The audiences are slowly brought in on more reality-swapping instances within the house, but this psychological drama remains devoid of any kind of deranged do-overs. The writing in, particular suffers to make use of the non-linear narrative it chooses to tell the tale with. These characters feel unrealistic and the bad acting from pretty much everyone (sans Timothy Ryan Cole) brings this house down in smokes.
The Shattering relies heavily on these key players and the trauma they carry within themselves. Murisa Harba fails to capture the essence of this woman with a troubled mind. Her scattershot aim at showing emotions or her breakdown moments are unintentionally laughable. Leading the entire focus of the plot feel like a waste.

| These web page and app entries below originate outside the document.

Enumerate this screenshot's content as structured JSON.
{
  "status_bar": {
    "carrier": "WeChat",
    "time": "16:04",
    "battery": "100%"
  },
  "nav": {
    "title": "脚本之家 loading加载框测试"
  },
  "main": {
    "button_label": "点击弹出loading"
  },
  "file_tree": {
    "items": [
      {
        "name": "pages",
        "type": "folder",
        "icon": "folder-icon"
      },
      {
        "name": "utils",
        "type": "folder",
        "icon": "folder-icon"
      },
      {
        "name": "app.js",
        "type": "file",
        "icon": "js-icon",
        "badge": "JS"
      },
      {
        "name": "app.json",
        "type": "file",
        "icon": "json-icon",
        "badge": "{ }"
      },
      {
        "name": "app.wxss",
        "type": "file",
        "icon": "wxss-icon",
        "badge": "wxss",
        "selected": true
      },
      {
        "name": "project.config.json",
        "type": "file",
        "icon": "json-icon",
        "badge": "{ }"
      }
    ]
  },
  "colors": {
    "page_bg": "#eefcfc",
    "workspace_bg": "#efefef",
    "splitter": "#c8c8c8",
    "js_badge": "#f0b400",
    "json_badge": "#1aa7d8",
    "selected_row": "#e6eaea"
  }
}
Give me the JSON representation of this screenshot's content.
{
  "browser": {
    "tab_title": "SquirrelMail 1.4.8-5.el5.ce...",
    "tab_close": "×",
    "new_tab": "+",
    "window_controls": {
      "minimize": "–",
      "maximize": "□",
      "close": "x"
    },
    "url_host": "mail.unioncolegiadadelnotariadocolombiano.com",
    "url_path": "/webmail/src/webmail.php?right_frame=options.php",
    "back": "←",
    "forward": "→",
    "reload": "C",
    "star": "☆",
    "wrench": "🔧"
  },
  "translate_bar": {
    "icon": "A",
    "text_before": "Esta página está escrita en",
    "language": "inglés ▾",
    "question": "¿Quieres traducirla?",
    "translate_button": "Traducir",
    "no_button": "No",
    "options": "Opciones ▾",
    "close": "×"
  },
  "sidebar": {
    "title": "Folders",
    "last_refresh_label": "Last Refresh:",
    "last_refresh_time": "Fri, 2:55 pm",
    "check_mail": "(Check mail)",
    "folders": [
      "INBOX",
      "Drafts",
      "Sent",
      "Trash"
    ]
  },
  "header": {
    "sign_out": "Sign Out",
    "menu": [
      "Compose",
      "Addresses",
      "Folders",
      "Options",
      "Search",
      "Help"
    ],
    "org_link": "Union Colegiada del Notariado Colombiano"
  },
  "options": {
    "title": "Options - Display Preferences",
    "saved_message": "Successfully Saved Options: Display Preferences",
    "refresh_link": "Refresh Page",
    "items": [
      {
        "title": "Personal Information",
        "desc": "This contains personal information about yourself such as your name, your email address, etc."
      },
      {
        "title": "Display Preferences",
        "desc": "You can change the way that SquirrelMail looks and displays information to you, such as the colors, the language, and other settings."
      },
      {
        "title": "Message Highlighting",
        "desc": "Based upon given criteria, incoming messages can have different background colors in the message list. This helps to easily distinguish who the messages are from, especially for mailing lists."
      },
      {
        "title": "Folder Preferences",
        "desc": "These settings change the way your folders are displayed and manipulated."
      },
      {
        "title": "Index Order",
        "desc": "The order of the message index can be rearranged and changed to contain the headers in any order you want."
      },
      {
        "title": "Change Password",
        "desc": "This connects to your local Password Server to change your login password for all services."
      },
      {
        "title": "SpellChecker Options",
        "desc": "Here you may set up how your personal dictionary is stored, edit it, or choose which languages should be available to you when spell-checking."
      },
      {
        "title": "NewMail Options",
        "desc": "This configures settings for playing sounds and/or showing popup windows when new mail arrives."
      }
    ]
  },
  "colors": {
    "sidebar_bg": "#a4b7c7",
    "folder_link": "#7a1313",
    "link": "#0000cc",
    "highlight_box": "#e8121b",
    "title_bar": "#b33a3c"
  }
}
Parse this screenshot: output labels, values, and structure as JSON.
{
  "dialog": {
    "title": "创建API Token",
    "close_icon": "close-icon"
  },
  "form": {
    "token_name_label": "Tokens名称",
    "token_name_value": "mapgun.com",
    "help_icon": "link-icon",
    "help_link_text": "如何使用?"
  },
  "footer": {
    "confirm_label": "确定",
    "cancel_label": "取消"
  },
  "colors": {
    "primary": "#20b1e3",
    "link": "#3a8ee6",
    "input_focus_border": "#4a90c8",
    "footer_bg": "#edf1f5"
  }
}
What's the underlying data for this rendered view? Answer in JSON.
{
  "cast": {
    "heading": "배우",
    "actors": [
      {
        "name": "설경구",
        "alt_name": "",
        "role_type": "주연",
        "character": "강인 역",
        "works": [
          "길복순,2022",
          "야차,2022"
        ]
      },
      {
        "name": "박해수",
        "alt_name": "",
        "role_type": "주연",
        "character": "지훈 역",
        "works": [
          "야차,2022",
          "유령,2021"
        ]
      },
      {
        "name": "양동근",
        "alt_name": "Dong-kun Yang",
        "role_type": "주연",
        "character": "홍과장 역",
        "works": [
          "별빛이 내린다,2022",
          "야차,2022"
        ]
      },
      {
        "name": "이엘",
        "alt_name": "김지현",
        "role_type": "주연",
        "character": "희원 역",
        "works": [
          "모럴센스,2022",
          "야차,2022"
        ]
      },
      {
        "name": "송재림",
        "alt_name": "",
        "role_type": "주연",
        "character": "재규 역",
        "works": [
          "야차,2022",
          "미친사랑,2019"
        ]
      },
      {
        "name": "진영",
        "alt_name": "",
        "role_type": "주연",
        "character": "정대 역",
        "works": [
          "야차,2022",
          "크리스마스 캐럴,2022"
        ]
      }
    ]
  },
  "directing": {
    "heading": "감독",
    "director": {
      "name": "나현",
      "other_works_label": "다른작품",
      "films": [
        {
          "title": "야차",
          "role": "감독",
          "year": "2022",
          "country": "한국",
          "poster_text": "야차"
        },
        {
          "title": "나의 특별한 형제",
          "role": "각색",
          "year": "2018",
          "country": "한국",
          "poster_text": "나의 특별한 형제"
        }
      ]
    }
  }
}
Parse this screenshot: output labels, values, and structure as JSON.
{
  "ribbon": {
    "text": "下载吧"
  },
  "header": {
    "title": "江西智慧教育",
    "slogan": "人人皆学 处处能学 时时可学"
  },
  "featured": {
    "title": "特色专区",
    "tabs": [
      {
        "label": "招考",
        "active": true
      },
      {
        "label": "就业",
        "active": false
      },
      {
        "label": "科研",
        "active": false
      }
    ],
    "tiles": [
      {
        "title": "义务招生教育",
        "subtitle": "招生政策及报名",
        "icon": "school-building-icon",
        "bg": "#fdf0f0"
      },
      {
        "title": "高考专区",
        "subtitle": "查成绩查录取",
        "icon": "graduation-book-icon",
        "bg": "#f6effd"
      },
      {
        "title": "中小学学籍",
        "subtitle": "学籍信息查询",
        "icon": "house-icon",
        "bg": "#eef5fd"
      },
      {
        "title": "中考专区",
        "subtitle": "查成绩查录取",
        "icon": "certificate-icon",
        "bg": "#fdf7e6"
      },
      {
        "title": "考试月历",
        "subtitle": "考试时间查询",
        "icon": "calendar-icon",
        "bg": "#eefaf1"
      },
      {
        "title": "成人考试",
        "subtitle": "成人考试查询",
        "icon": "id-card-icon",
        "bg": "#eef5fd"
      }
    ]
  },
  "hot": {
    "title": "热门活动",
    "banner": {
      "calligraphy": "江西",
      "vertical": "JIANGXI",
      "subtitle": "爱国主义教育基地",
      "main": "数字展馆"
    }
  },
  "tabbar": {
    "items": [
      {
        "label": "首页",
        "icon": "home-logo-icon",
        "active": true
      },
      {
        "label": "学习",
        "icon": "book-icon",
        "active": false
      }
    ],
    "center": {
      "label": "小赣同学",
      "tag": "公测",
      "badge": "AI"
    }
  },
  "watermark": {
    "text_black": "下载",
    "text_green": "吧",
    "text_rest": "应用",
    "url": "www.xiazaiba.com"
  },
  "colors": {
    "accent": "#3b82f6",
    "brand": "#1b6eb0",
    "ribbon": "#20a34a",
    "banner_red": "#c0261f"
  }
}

This brings to the conclusion that the film could have worked better if it focused more on Eric’s lack of understanding towards his wife’s dissipating identity, instead of showing this woman’s paranoia. While Nazarova hints towards that, she leaves this dramatic cue for a more thrilling and bleak climax. She doesn’t just fail to stick the landing, but she also promptly leaves the viewers ashtray by leaving this low-budget domestic drama feel like a lost cause.